The Parent Takes the Time-Out
What I’m getting at is the parent can best teach the child how to use words by saying them, and how to use self-control by doing it. In other words, the parent takes the time-out in order to control his/her own anger.
Rather than responding to the child’s unacceptable behavior by administering a time-out (perhaps with a healthy dose of anger and/or angry words), the parent should take a time-out whenever s/he starts to get angry with the child (or with the other parent). Believe it or not, this is a highly effective way of teaching children to use their words and to use self-control. I know it’s effective because parents in my classes tell me it is. After seeing mom or dad consistently take a time-out when starting to get angry, the child (without being told to do so) will start doing the same thing. “Mom, I need a time-out.” And then she takes one!
The technique is quite simple to describe, but not as easy to perform in the heat of the moment, when you start getting worked up. Before taking your time-out to cool off and think the situation through and plan your next move, you announce to your child (or spouse) something like the following.
- “I’m getting angry (upset, irritated, frustrated, etc.). I need a time-out. I’ll be right back.”
Then you walk out and isolate yourself and plan your next move–i.e., what you are going to say when you go back and engage with your child (or spouse). When re-engaging, it’s always good to start off with a brief explanation of why you were getting upset and that you didn’t want to yell, scream, hit, or throw something. You let the child know that you want to be respectful, you want to use your words, and you want to use them when you’re not so upset.
The power of this technique is almost unbelievable. First, it helps you manage emerging tense situations with respect and integrity, with the result of feeling really good about yourself. Second, it empowers you to demonstrate in the best way possible how to exercise self-control and reflection as a means of dealing with anger or frustration. Third, your child, who learns most things by imitating you, will learn to use her words and self-control, too. What better use of time-out could there possibly be?
3 Steps to Parent-Child Harmony is my ebook that describes in detail the differences between the Old School Parenting model (power, control, and punishments) and the New School Parenting model (dialogue, agreements, and accountability). The ideas contained here represent a change from parenting harder to parenting smarter.
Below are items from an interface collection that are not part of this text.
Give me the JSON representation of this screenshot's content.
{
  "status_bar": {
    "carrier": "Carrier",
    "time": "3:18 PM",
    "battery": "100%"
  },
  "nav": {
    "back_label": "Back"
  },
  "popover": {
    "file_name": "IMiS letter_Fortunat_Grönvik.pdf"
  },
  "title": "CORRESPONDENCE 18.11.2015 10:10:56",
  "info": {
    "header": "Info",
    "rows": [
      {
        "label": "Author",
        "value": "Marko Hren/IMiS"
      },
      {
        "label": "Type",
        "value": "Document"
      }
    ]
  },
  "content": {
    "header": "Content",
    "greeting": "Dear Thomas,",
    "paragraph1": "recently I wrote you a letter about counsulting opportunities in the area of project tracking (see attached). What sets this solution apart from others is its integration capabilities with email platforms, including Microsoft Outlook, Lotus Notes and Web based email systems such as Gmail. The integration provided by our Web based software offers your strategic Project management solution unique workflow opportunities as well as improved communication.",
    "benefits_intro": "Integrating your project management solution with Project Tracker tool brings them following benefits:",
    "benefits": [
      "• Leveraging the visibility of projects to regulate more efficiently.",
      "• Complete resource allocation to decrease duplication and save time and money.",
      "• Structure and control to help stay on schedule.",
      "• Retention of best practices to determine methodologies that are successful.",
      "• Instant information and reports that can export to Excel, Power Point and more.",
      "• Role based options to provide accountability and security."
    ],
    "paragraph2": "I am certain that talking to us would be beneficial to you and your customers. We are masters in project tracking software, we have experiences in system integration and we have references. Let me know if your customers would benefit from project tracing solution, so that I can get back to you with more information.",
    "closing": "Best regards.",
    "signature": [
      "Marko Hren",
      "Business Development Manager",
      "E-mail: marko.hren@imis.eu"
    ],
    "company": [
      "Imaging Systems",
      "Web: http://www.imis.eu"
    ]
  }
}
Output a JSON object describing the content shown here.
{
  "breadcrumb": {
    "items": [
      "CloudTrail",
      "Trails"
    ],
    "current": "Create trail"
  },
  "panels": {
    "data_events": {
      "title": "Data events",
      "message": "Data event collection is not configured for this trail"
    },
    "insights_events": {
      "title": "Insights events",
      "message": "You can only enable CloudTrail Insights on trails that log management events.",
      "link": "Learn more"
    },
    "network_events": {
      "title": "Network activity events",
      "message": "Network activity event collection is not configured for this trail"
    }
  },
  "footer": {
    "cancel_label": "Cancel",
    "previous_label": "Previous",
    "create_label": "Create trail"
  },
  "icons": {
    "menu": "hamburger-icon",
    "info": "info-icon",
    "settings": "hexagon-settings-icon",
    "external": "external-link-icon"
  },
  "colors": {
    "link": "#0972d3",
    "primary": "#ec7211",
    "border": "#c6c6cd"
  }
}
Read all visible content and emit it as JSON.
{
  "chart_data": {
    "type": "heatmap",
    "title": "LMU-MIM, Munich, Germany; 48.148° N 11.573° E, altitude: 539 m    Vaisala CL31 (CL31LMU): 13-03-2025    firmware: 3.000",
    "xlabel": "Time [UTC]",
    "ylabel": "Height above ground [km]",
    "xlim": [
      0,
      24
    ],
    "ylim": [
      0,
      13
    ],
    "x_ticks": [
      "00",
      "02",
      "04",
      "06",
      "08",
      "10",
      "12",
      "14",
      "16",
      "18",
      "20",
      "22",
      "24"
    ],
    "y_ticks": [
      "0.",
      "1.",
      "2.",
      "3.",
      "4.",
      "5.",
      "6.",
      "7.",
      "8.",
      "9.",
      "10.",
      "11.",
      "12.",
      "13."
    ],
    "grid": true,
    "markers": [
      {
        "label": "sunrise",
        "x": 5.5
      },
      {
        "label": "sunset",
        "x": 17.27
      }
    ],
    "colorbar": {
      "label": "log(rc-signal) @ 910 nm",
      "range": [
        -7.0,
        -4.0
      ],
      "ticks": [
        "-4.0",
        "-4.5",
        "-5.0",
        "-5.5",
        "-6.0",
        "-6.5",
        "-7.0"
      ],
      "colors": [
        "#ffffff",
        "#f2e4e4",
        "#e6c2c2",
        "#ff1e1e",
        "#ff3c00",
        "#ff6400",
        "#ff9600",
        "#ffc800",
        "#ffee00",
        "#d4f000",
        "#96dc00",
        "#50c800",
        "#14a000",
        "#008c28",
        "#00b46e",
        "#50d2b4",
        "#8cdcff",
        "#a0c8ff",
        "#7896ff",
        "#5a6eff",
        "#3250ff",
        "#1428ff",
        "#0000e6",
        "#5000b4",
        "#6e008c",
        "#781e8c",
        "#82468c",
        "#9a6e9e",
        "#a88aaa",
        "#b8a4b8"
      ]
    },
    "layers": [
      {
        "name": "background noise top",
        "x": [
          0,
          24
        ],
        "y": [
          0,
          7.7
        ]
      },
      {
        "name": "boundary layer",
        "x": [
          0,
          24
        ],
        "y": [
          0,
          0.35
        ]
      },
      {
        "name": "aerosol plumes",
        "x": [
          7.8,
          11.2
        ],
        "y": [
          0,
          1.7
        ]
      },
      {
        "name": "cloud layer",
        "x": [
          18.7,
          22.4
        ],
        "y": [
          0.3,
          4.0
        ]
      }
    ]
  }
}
They can transform a stressed parent-child relationship from conflict and arguments to one of cooperation and harmony. Please see these links if you are interested in more information or wish to purchase.